Prices, at least compared to Carnevino's, seem almost moderate, though in the real world, of course, they're vertigo-inducing -- a 3-pound lobster is a mere $110. Wine prices, though, are very fair, especially for the more esoteric choices on the interesting, wide-ranging list. For a restaurant that was a mere 2 weeks old when I visited, the whole operation was very professional, with a first-rate front of the house. But then, Puck is no amateur: This is his sixth Las Vegas restaurant.
The amuses -- crisp skinny breadsticks shaggy with Parmesan, dainty gougères and pillowy potato knishes -- are suitably amusing. Go easy, though -- there's lots more to come. Austrian oxtail bouillon with chive blossoms and bone marrow dumplings, a Cut's classic, is ethereal. Asparagus on a slab of toast topped with a poached egg and a single piece of bacon makes a great first course too. And so does a salad of tender little fava beans and baby artichokes with pecorino Romano, mint and Meyer lemon; it practically defines spring.

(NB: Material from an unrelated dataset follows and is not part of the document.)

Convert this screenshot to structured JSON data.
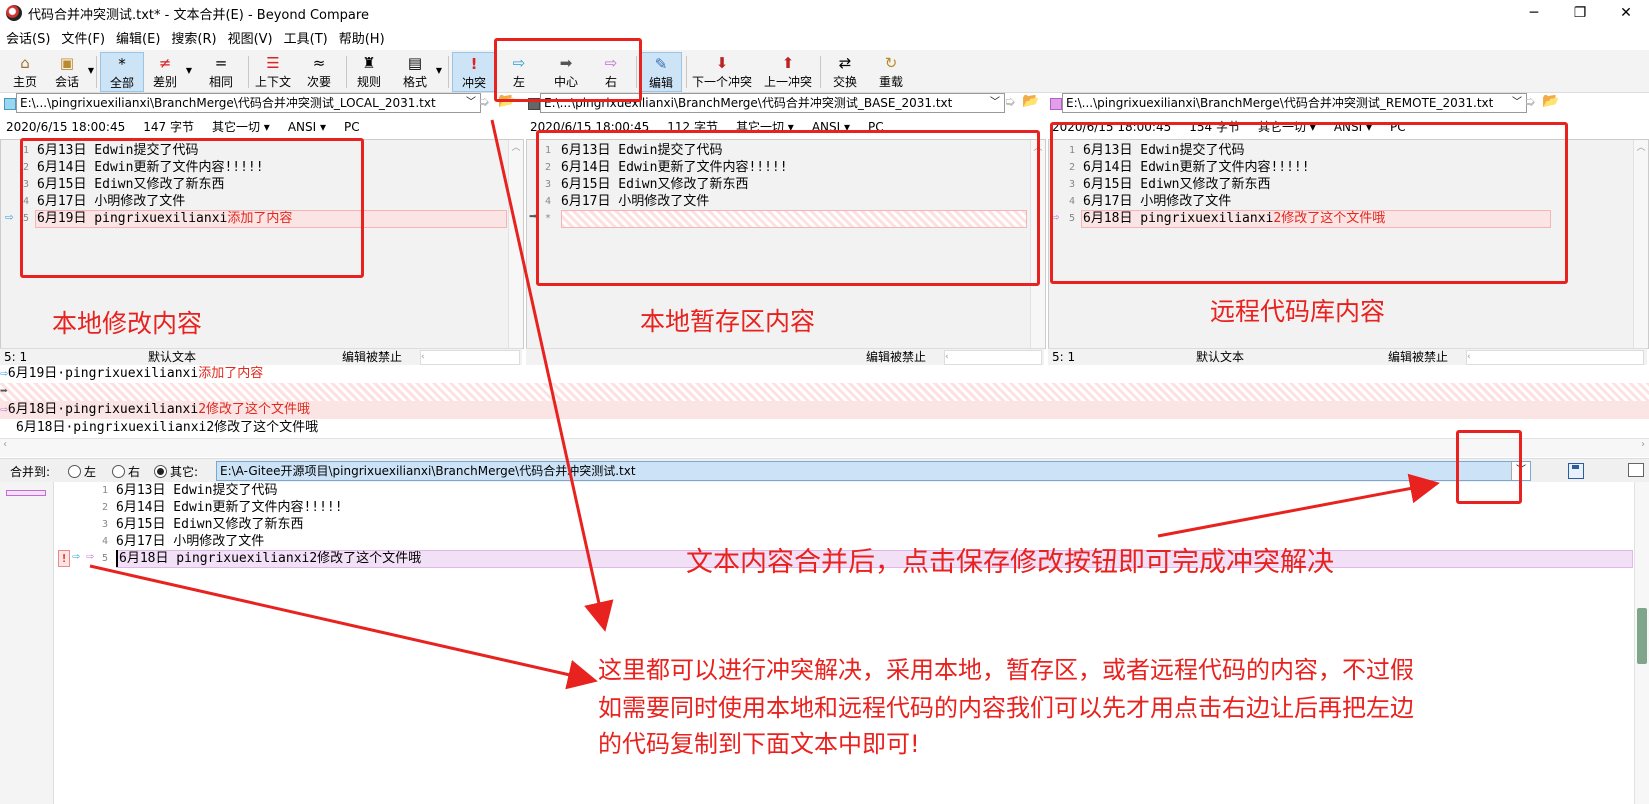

Steaks -- Nebraska dry-aged 35 days and Illinois aged 21 days, plus pricey Kobe beef from Japan and domestic Kobe-style Wagyu beef -- are the heart of the menu. Dry-aged rib-eye for $61 has plenty of flavor, but it's an awfully thin cut. I much prefer the $54 bone-in sirloin cooked with a nice char and served with a slick of butter on top and a gutsy Armagnac black pepper sauce.